Task to carry out => All of the data below must be reproduced word for word, but without its images.

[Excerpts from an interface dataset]
══════════════════════════════

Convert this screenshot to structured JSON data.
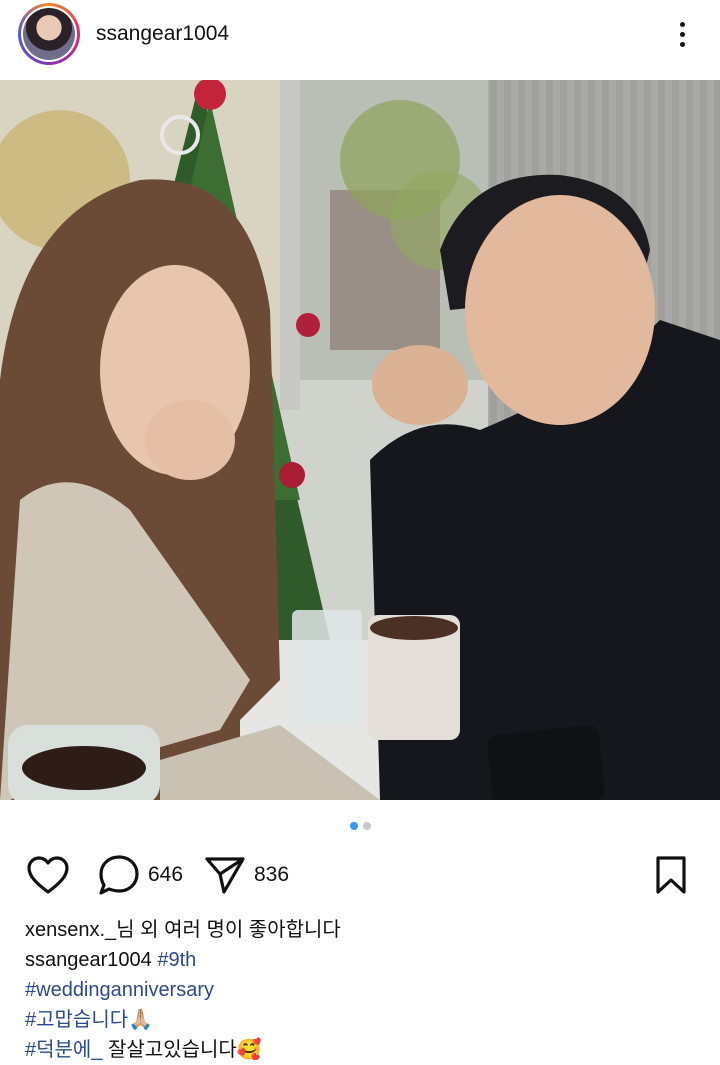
{
  "header": {
    "username": "ssangear1004",
    "avatar_icon": "profile-avatar",
    "more_icon": "more-vertical-icon"
  },
  "carousel": {
    "total_slides": 2,
    "active_slide": 1,
    "active_color": "#3897f0",
    "inactive_color": "#c8c8c8"
  },
  "actions": {
    "like_icon": "heart-icon",
    "comment_icon": "comment-icon",
    "comment_count": "646",
    "share_icon": "send-icon",
    "share_count": "836",
    "save_icon": "bookmark-icon"
  },
  "likes": {
    "text": "xensenx._님 외 여러 명이 좋아합니다"
  },
  "caption": {
    "username": "ssangear1004",
    "tag1": "#9th",
    "tag2": "#weddinganniversary",
    "tag3": "#고맙습니다",
    "emoji3": "🙏🏼",
    "tag4": "#덕분에_",
    "text4": " 잘살고있습니다",
    "emoji4": "🥰"
  },
  "colors": {
    "hashtag": "#2b4a8a",
    "text": "#111111"
  }
}
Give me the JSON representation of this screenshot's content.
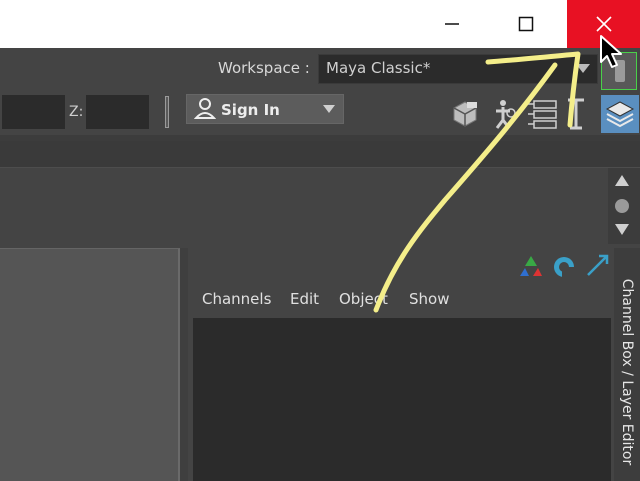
{
  "window": {
    "buttons": [
      "minimize",
      "maximize",
      "close"
    ]
  },
  "workspace": {
    "label": "Workspace :",
    "value": "Maya Classic*"
  },
  "status_line": {
    "z_label": "Z:",
    "y_value": "",
    "z_value": "",
    "sign_in_label": "Sign In"
  },
  "channel_box": {
    "menus": [
      "Channels",
      "Edit",
      "Object",
      "Show"
    ],
    "side_tab_label": "Channel Box / Layer Editor"
  },
  "colors": {
    "close_red": "#e81123",
    "annotation_yellow": "#f4ee8a",
    "toggle_green": "#49d049"
  },
  "icons": [
    "minimize-icon",
    "maximize-icon",
    "close-icon",
    "cursor-icon",
    "user-icon",
    "attribute-editor-icon",
    "tool-settings-icon",
    "channel-box-icon",
    "modeling-toolkit-icon",
    "layer-editor-icon"
  ]
}
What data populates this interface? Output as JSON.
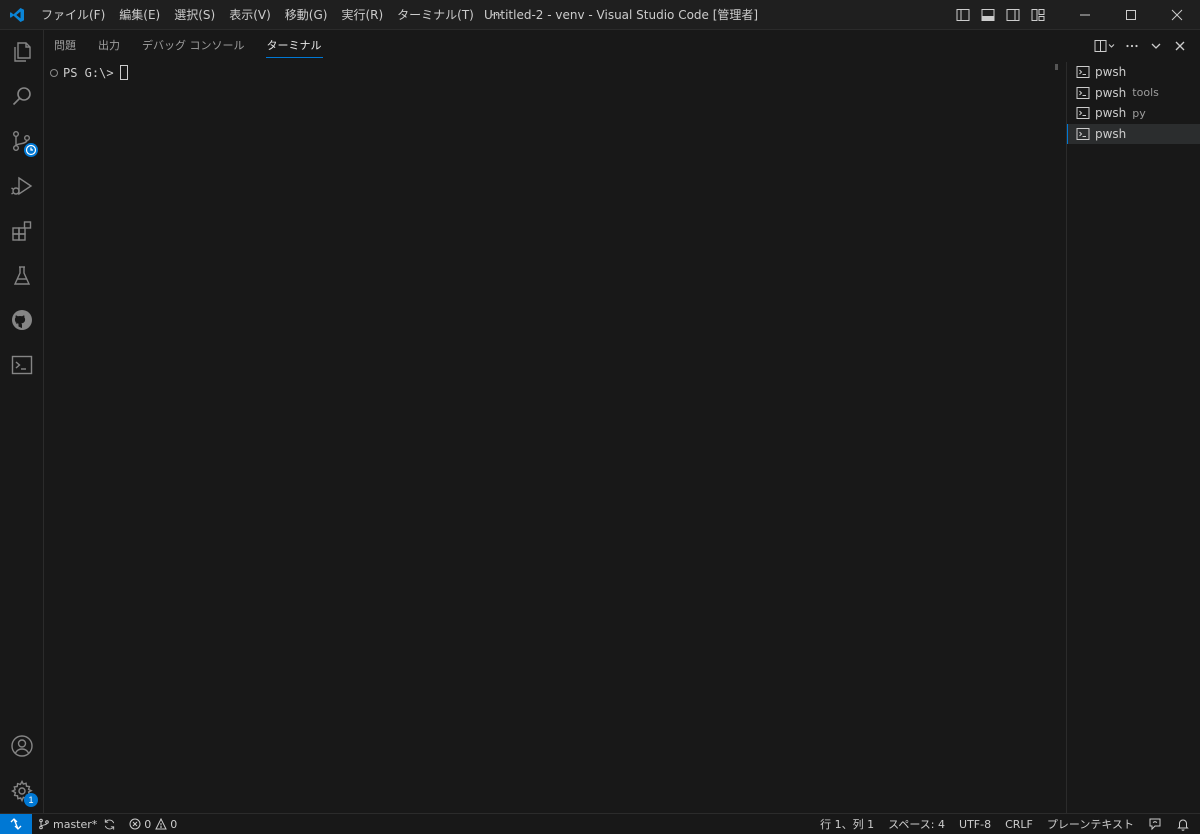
{
  "titlebar": {
    "menus": [
      "ファイル(F)",
      "編集(E)",
      "選択(S)",
      "表示(V)",
      "移動(G)",
      "実行(R)",
      "ターミナル(T)"
    ],
    "more": "···",
    "window_title": "Untitled-2 - venv - Visual Studio Code [管理者]"
  },
  "activitybar": {
    "items": [
      "explorer-icon",
      "search-icon",
      "source-control-icon",
      "run-debug-icon",
      "extensions-icon",
      "testing-icon",
      "github-icon",
      "terminal-icon"
    ],
    "bottom": [
      "account-icon",
      "manage-gear-icon"
    ],
    "settings_badge": "1"
  },
  "panel": {
    "tabs": [
      "問題",
      "出力",
      "デバッグ コンソール",
      "ターミナル"
    ],
    "active_tab": "ターミナル",
    "prompt": "PS G:\\>",
    "terminals": [
      {
        "name": "pwsh",
        "desc": ""
      },
      {
        "name": "pwsh",
        "desc": "tools"
      },
      {
        "name": "pwsh",
        "desc": "py"
      },
      {
        "name": "pwsh",
        "desc": ""
      }
    ]
  },
  "statusbar": {
    "branch": "master*",
    "errors": "0",
    "warnings": "0",
    "position": "行 1、列 1",
    "spaces": "スペース: 4",
    "encoding": "UTF-8",
    "eol": "CRLF",
    "language": "プレーンテキスト"
  },
  "colors": {
    "accent": "#0078d4",
    "background": "#181818",
    "titlebar": "#1f1f1f"
  }
}
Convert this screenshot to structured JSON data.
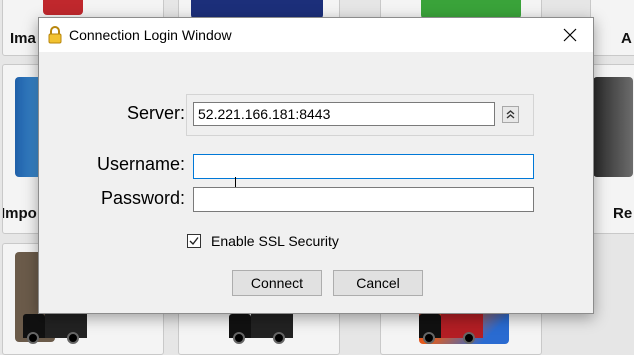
{
  "background": {
    "tiles": [
      {
        "label": "Ima"
      },
      {
        "label": "Impo"
      },
      {
        "label": "A"
      },
      {
        "label": "Re"
      }
    ]
  },
  "dialog": {
    "title": "Connection Login Window",
    "icons": {
      "title": "lock-icon",
      "close": "close-icon",
      "expand": "chevron-up-double-icon",
      "check": "checkmark-icon"
    },
    "server": {
      "label": "Server:",
      "value": "52.221.166.181:8443"
    },
    "username": {
      "label": "Username:",
      "value": ""
    },
    "password": {
      "label": "Password:",
      "value": ""
    },
    "ssl": {
      "label": "Enable SSL Security",
      "checked": true
    },
    "buttons": {
      "connect": "Connect",
      "cancel": "Cancel"
    },
    "colors": {
      "focus_border": "#0078d7",
      "window_bg": "#f0f0f0",
      "titlebar_bg": "#ffffff"
    }
  }
}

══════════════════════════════

Result of the exercise =>
Convert this screenshot to structured JSON data.
{
  "header": {
    "username": "ssangear1004",
    "avatar_icon": "profile-avatar",
    "more_icon": "more-vertical-icon"
  },
  "carousel": {
    "total_slides": 2,
    "active_slide": 1,
    "active_color": "#3897f0",
    "inactive_color": "#c8c8c8"
  },
  "actions": {
    "like_icon": "heart-icon",
    "comment_icon": "comment-icon",
    "comment_count": "646",
    "share_icon": "send-icon",
    "share_count": "836",
    "save_icon": "bookmark-icon"
  },
  "likes": {
    "text": "xensenx._님 외 여러 명이 좋아합니다"
  },
  "caption": {
    "username": "ssangear1004",
    "tag1": "#9th",
    "tag2": "#weddinganniversary",
    "tag3": "#고맙습니다",
    "emoji3": "🙏🏼",
    "tag4": "#덕분에_",
    "text4": " 잘살고있습니다",
    "emoji4": "🥰"
  },
  "colors": {
    "hashtag": "#2b4a8a",
    "text": "#111111"
  }
}
Give me the JSON representation of this screenshot's content.
{
  "window": {
    "buttons": [
      "minimize",
      "maximize",
      "close"
    ]
  },
  "workspace": {
    "label": "Workspace :",
    "value": "Maya Classic*"
  },
  "status_line": {
    "z_label": "Z:",
    "y_value": "",
    "z_value": "",
    "sign_in_label": "Sign In"
  },
  "channel_box": {
    "menus": [
      "Channels",
      "Edit",
      "Object",
      "Show"
    ],
    "side_tab_label": "Channel Box / Layer Editor"
  },
  "colors": {
    "close_red": "#e81123",
    "annotation_yellow": "#f4ee8a",
    "toggle_green": "#49d049"
  },
  "icons": [
    "minimize-icon",
    "maximize-icon",
    "close-icon",
    "cursor-icon",
    "user-icon",
    "attribute-editor-icon",
    "tool-settings-icon",
    "channel-box-icon",
    "modeling-toolkit-icon",
    "layer-editor-icon"
  ]
}
What data populates this interface? Output as JSON.
{
  "titlebar": {
    "menus": [
      "ファイル(F)",
      "編集(E)",
      "選択(S)",
      "表示(V)",
      "移動(G)",
      "実行(R)",
      "ターミナル(T)"
    ],
    "more": "···",
    "window_title": "Untitled-2 - venv - Visual Studio Code [管理者]"
  },
  "activitybar": {
    "items": [
      "explorer-icon",
      "search-icon",
      "source-control-icon",
      "run-debug-icon",
      "extensions-icon",
      "testing-icon",
      "github-icon",
      "terminal-icon"
    ],
    "bottom": [
      "account-icon",
      "manage-gear-icon"
    ],
    "settings_badge": "1"
  },
  "panel": {
    "tabs": [
      "問題",
      "出力",
      "デバッグ コンソール",
      "ターミナル"
    ],
    "active_tab": "ターミナル",
    "prompt": "PS G:\\>",
    "terminals": [
      {
        "name": "pwsh",
        "desc": ""
      },
      {
        "name": "pwsh",
        "desc": "tools"
      },
      {
        "name": "pwsh",
        "desc": "py"
      },
      {
        "name": "pwsh",
        "desc": ""
      }
    ]
  },
  "statusbar": {
    "branch": "master*",
    "errors": "0",
    "warnings": "0",
    "position": "行 1、列 1",
    "spaces": "スペース: 4",
    "encoding": "UTF-8",
    "eol": "CRLF",
    "language": "プレーンテキスト"
  },
  "colors": {
    "accent": "#0078d4",
    "background": "#181818",
    "titlebar": "#1f1f1f"
  }
}
Convert this screenshot to structured JSON data.
{
  "background": {
    "tiles": [
      {
        "label": "Ima"
      },
      {
        "label": "Impo"
      },
      {
        "label": "A"
      },
      {
        "label": "Re"
      }
    ]
  },
  "dialog": {
    "title": "Connection Login Window",
    "icons": {
      "title": "lock-icon",
      "close": "close-icon",
      "expand": "chevron-up-double-icon",
      "check": "checkmark-icon"
    },
    "server": {
      "label": "Server:",
      "value": "52.221.166.181:8443"
    },
    "username": {
      "label": "Username:",
      "value": ""
    },
    "password": {
      "label": "Password:",
      "value": ""
    },
    "ssl": {
      "label": "Enable SSL Security",
      "checked": true
    },
    "buttons": {
      "connect": "Connect",
      "cancel": "Cancel"
    },
    "colors": {
      "focus_border": "#0078d7",
      "window_bg": "#f0f0f0",
      "titlebar_bg": "#ffffff"
    }
  }
}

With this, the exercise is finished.